Ford could be looking to its past to name a future product.
Over the past few years, Ford has secured a number of trademarks, some of which have ended up on production models. The oldest example we remember is the Maverick name, which was filed back in 2016 and recently was revealed to be used on an upcoming truck model. Ford has also been caught trademarking G.O.A.T modes for the Bronco and the Warthog name to be used for an upcoming performance variant.
But our latest discovery has gotten us very excited. On January 13, 2021, Ford filed for the name "Thunderbird" with the United States Patent and Trademark Office (USPTO).
One of Ford's most iconic models could be making a modern comeback (again).
The Thunderbird name dates back to 1955, spanning 11 generations and lasting until 2005. Often called the T-Bird, this model was marketed as a "personal luxury coupe," with many different configurations. The Thunderbird always had two doors but was sold as a coupe and a convertible throughout its lifetime, sometimes offering a rear seat and other times being sold as a two-seater. From 1968 to 1998, Ford offered more luxurious versions badged as the Lincoln Continental Mark III, Mark IV, Mark V, Mark VII, Mark VIII, and the Mercury Cougar.
The T-Bird's original run lasted from 1955 to 1997 before the model was discontinued. Ford brought back the nameplate for an eleventh generation in 2002 on a retro-styled model that paid homage to the original. As we've seen with recent models like the Ford Mustang Mach-E and the upcoming Maverick, there's no guarantee that the new Thunderbird will be anything like previous models.
In fact, we can say with near certainty that a modern Thunderbird wouldn't be a two-door luxury coupe with a big engine upfront. With the word "thunder" already in its name, it seems like a perfect candidate for an electric revival.

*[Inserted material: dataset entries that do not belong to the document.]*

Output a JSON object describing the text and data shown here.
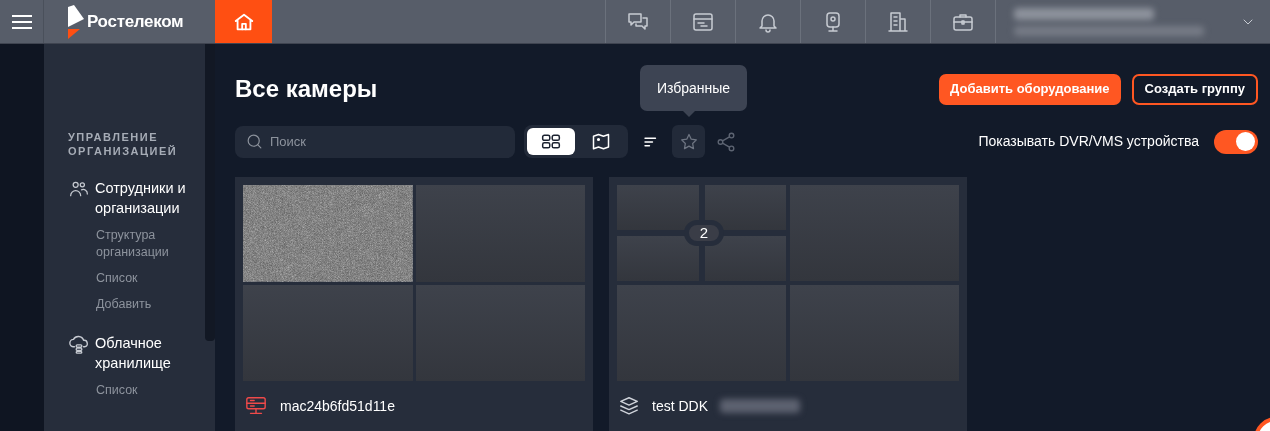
{
  "header": {
    "logo": "Ростелеком",
    "home_selected": true
  },
  "sidebar": {
    "section_title": "УПРАВЛЕНИЕ ОРГАНИЗАЦИЕЙ",
    "groups": [
      {
        "kind": "people",
        "title": "Сотрудники и организации",
        "items": [
          "Структура организации",
          "Список",
          "Добавить"
        ]
      },
      {
        "kind": "cloud",
        "title": "Облачное хранилище",
        "items": [
          "Список"
        ]
      }
    ]
  },
  "page": {
    "title": "Все камеры",
    "buttons": [
      {
        "label": "Добавить оборудование",
        "kind": "primary"
      },
      {
        "label": "Создать группу",
        "kind": "outline"
      }
    ]
  },
  "toolbar": {
    "search": {
      "placeholder": "Поиск"
    },
    "views": [
      {
        "kind": "grid",
        "selected": true
      },
      {
        "kind": "map",
        "selected": false
      }
    ],
    "tooltip": "Избранные",
    "dvr_toggle": {
      "label": "Показывать DVR/VMS устройства",
      "on": true
    }
  },
  "cards": [
    {
      "kind": "device",
      "name": "mac24b6fd51d11e"
    },
    {
      "kind": "group",
      "name": "test DDK",
      "count": "2"
    }
  ]
}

If we had to guess, we'd say the new Thunderbird will either be an all-electric sports car or a larger SUV to sit above the Mach-E in Ford's lineup.
The USPTO filing specifies usage for "Motor vehicles, namely, concept motor vehicles; four-wheeled motor vehicles."
This means we could see a Thunderbird Concept from Ford before we see a production model. The filing could also turn out to be nothing.
Ford North America Product Communications Manager Mike Levine told CarBuzz, "trademark applications are intended to protect new phrases, designs or symbols but aren't necessarily an indication of new business or product plans." This is not a complete denial, but it's not a confirmation either.
Any information on an upcoming Thunderbird is purely speculative at this point, but we're holding out hope that the iconic model will soon be making its triumphant return.